The fee for the initial submission of CSS Profile is $25; each subsequent report costs $16. However, fee waivers are also available. Students in the undergraduate program with families earning $100k or lower, for example, can fill the form without cost.
The list of schools that require the CSS Profile can be located on the website of the College Board, the organization that manages and runs the application.
“Bear in mind, the CSS Profile will dig much deeper into your family’s finances than the FAFSA,” states Joseph Orsolini, president of College Aid Planners Inc.
For example, the CSS Profile considers assets that aren’t included in the FAFSA. It considers the value of a family’s house, small business, home, or Grandparents-funded 529 savings for college, for instance, to mention some of the differentiators.
What Can Financial Aid Do to Help you pay?
In most cases, the financial aid program can be used to pay for the expenses associated with attending school, as specified in the school’s specific Cost of Attendance (COA). The COA usually includes fees, tuition including books, school supplies, and other costs of living (room as well as the board). However, it is important to remember that certain types of institutional aid might have specific criteria for awarding and may only apply to expenses directly charged to students (those costs are listed on the student’s college bill).
Do you have to repay financial aid?
Students are not required to pay back the grants and scholarships as they are considered gifts aid.
Grants are usually given by the states, the federal government, or colleges and are typically determined by the need for financial aid.
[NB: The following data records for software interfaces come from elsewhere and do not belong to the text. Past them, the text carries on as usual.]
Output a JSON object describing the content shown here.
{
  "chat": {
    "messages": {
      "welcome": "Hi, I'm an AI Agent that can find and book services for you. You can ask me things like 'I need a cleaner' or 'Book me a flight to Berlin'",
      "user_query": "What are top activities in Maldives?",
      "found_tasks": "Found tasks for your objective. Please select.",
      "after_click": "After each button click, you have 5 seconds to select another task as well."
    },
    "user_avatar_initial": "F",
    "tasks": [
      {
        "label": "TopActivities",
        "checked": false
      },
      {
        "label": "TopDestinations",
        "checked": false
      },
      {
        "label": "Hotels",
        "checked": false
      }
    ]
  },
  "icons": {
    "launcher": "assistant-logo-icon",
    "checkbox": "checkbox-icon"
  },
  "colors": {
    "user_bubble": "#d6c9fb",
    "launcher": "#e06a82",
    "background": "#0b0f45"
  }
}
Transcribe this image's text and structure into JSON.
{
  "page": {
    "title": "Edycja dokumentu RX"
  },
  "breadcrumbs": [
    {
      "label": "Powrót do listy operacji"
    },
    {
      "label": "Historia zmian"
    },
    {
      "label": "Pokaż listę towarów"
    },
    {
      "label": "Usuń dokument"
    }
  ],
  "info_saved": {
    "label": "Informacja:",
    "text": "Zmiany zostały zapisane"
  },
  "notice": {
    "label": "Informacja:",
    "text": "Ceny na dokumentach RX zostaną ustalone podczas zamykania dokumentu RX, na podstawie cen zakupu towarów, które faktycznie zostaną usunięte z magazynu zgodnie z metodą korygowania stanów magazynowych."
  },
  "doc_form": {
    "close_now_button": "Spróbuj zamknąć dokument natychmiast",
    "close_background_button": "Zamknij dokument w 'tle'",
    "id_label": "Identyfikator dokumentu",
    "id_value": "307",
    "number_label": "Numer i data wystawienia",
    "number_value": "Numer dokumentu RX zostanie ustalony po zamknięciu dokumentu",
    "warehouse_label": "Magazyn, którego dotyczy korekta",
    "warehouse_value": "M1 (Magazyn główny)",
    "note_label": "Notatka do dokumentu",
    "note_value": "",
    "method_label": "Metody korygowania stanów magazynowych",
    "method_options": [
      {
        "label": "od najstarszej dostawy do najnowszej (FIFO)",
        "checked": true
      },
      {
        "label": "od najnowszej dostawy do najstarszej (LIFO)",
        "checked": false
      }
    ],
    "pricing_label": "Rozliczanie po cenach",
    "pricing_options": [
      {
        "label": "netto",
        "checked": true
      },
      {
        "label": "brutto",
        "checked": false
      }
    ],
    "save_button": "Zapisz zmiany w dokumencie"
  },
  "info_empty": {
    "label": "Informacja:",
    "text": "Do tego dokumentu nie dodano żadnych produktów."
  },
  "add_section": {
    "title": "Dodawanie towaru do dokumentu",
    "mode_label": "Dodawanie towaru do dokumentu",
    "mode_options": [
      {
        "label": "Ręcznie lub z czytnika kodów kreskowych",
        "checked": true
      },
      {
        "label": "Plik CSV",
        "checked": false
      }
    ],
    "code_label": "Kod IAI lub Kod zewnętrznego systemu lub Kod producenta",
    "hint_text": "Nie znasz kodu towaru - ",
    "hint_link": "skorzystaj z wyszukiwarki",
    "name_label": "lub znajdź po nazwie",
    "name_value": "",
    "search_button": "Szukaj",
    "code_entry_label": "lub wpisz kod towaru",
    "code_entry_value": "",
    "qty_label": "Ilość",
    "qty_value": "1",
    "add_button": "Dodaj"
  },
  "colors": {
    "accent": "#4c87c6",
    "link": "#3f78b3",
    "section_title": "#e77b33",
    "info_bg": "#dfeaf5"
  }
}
For instance, the Pell Grant and Federal Supplemental Educational Opportunity Grant (also known as FSEOG are offered to undergraduate students with significant financial needs. To be eligible for many grants, students must fill out the free application to Federal Student Aid, FAFSA.
They are usually awarded based on merit, athletic ability, or other academic achievements or characteristics of the student.
Aid from aid provided through the government’s work-study programs is not required to be returned. Students must remember, however, that they have to be on campus, usually in order to earn their hourly wages.
To be considered for work-study, students need to fill out the FAFSA and state that they’re looking to apply for federal work-study. The amount of work-study they receive depends on factors such as their financial needs and the amount of work-study funds the school received in that year, and it is recommended that the Department of Education recommends students complete the FAFSA early in order to improve their chances of receiving.
The student’s financial aid plan, which includes the loan options, will be described in the Financial Aid Award Letter. The letter can be a source of confusion because some institutions do not clearly distinguish the financial assistance that is and doesn’t have to be returned.